DATASET below:

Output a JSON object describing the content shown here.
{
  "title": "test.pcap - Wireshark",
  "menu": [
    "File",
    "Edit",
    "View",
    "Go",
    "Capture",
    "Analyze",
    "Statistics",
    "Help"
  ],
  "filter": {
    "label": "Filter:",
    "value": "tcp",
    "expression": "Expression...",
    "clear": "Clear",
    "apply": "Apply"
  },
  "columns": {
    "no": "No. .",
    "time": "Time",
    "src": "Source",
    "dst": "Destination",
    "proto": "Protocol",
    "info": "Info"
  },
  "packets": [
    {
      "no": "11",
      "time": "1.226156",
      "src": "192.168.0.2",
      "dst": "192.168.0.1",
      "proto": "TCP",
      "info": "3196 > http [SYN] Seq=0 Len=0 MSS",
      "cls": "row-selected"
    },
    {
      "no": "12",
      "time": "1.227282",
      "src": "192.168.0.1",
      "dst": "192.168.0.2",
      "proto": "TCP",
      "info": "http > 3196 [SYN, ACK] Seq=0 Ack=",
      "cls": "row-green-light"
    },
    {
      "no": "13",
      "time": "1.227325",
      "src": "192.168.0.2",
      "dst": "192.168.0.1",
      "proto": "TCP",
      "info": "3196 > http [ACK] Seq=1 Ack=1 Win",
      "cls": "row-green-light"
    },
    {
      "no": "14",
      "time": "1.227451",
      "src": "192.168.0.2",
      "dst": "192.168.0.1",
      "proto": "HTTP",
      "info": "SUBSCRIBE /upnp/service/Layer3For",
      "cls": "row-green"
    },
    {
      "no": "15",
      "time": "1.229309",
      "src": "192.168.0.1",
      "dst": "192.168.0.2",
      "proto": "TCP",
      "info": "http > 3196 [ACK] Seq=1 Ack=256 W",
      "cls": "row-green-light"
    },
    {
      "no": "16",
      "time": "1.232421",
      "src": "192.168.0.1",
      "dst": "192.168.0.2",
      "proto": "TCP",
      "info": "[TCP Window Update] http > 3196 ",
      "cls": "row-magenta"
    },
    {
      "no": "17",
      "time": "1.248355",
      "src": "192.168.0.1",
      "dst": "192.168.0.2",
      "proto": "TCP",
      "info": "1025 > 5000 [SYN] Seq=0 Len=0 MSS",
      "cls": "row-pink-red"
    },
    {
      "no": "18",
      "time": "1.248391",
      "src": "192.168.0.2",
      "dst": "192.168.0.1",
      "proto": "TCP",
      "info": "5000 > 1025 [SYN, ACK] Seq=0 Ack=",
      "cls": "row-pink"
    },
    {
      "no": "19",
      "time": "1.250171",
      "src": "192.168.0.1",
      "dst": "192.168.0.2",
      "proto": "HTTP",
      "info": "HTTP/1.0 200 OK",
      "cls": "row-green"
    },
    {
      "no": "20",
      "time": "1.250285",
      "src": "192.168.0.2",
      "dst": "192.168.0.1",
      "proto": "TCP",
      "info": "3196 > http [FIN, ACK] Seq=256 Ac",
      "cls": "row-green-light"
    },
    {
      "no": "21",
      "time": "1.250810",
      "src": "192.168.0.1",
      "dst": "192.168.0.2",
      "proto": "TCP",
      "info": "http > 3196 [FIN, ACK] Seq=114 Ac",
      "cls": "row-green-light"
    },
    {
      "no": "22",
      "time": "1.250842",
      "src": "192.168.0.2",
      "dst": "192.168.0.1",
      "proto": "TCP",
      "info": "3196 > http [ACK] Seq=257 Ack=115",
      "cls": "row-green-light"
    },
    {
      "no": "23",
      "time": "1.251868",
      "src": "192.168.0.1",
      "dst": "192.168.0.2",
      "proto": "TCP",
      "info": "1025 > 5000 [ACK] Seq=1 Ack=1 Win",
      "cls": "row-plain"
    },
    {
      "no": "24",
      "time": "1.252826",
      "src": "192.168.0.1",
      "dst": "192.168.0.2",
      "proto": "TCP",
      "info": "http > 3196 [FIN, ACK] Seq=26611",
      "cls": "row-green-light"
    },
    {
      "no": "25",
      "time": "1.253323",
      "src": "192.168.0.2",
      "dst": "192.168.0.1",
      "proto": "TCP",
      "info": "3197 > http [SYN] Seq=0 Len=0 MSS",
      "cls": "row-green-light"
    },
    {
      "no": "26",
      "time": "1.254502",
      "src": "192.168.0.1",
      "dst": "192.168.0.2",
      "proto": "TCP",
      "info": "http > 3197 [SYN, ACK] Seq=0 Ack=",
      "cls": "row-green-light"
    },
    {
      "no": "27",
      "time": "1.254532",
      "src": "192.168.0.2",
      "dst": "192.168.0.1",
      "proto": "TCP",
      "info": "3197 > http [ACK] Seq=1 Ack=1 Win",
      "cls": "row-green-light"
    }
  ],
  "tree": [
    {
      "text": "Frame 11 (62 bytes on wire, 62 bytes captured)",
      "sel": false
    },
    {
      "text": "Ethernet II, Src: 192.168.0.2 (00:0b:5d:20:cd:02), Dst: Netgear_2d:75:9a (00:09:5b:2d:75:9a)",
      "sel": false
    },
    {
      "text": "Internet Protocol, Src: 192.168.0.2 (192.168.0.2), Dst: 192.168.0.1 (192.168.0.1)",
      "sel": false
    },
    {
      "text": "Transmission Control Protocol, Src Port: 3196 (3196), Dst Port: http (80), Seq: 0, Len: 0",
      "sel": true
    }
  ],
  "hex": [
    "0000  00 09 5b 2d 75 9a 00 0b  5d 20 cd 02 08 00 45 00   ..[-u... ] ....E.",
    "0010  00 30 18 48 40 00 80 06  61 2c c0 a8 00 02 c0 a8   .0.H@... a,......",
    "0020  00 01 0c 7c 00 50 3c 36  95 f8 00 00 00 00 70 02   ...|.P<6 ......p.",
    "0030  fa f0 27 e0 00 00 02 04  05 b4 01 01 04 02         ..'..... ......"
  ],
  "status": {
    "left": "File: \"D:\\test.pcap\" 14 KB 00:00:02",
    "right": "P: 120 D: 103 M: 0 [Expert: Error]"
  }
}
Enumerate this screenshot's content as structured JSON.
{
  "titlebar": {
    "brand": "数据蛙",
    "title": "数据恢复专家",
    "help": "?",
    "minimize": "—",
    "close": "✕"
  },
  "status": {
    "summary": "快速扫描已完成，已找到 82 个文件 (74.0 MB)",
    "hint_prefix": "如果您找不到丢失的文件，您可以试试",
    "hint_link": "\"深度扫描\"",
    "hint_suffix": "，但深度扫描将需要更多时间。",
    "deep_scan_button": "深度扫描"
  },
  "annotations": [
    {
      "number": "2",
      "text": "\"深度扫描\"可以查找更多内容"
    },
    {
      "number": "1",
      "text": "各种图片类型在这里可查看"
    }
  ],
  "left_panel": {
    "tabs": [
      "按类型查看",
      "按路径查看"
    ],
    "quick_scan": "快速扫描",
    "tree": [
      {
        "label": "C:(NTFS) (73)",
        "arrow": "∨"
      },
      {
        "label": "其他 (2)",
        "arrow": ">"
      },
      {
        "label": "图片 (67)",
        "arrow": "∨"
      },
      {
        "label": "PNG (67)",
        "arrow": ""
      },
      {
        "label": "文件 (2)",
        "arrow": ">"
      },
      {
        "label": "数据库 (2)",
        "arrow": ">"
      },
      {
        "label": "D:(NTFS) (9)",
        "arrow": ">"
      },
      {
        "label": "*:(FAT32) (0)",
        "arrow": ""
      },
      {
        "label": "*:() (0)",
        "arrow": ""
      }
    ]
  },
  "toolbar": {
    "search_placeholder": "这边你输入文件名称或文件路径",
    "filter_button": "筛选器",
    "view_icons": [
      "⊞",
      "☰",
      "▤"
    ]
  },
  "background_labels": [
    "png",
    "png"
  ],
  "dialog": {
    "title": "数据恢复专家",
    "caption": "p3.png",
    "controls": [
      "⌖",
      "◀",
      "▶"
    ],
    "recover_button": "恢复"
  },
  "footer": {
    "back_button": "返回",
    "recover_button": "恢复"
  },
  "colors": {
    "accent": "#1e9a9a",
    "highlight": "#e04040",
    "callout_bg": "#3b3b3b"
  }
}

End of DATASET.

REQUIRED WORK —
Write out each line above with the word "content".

TASK OUTPUT —
Output a JSON object describing the content shown here.
Enumerate this screenshot's content as structured JSON.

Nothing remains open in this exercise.